While the thief, of Portuguese origin but with a German passport, is said to have the same inhalation components as his 51-year-old girlfriend, who works as a sales assistant in a bakery, she has ten times as much cesium-137 contamination. It is assumed that she received this orally. The investigators consider it possible that she could be not only a victim, but also a culprit. So much cesium-137 was measured in her body that it is too much to be ingested accidentally. Either she ingested it with food or drink, or there are additional radioactive sources as yet undetected - possibly in her flat.
As for the motive for the act and the question of what both of them were really up to with the plutonium, the investigators are still in the dark. Lawyer Opitz has his own explanation for the difference in their contamination profiles. His client smuggled a cloth, of a type used in the WAK for making so-called wipe tests, out of the WAK in a packet of unused cloths - and later returned some of the unused cloths. The supposedly "clean" cloths were used at home for cleaning or as napkins. It is also considered possible that the plutonium-containing tube found in the bushes at the former military airfield had never been in the WAK. When asked about this, a pensioner who formerly worked there gave a clear answer: "I've never seen such a thing".
Now it is conjectured that the couple could have boiled out the cloth at home and filled up extra tubes with even more plutonium than has been found up to now. Meanwhile, one thing appears certain: the broken tube which was found in the bush at the airfield did not get broken there, nor in its alleged storage place in the thief's oven. In both places there was no radiation measured. Where, then, did it break?

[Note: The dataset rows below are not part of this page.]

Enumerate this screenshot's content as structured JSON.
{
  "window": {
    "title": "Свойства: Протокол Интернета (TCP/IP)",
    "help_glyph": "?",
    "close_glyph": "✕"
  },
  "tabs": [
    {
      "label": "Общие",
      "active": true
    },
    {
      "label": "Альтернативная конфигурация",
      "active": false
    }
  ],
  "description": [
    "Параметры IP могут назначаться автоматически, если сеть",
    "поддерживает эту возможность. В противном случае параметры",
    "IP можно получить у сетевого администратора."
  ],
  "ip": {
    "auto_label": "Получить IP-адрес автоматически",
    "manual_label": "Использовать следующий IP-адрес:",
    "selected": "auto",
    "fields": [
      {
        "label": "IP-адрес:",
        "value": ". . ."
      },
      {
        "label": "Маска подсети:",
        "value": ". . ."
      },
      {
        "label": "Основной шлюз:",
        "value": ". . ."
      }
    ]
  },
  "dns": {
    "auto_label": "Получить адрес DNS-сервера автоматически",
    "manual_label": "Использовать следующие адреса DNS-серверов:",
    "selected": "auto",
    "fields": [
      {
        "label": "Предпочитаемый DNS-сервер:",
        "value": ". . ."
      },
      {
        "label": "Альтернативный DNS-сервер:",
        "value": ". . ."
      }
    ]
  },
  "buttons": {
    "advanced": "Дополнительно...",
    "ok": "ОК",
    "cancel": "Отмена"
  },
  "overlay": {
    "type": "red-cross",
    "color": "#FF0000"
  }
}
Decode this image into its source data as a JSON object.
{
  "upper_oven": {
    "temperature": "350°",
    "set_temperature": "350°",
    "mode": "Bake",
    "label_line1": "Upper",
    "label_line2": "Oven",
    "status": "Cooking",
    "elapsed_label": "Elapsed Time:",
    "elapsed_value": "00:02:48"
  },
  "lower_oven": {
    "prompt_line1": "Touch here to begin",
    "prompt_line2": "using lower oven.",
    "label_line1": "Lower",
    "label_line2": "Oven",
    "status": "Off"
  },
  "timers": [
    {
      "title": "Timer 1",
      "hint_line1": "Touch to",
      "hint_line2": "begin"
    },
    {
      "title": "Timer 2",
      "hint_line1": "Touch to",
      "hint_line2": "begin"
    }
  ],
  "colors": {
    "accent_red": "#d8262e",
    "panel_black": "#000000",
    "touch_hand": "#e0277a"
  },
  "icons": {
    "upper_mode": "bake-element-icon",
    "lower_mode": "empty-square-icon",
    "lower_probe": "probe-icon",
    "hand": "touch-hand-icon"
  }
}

These are questions which the people involved have not answered up to now. If he did it merely to expose lax security in the WAK, as the thief claimed, then he would have gone to the press immediately around the time when the act is presumed to have taken place, at the end of last year, as even his lawyer admits. And what if the man and the woman, or just the man, had already done something silly with the plutonium? This could also explain their persistent silence.
[Translated by WISE Amsterdam from an article in the German anti atom aktuell, October 2001]
Source: anti atom aktuell, October 2001
Contact: Matthias Mauser at Arbeitskreis gegen das AKW Philippsburg Tel: +49 721 607 647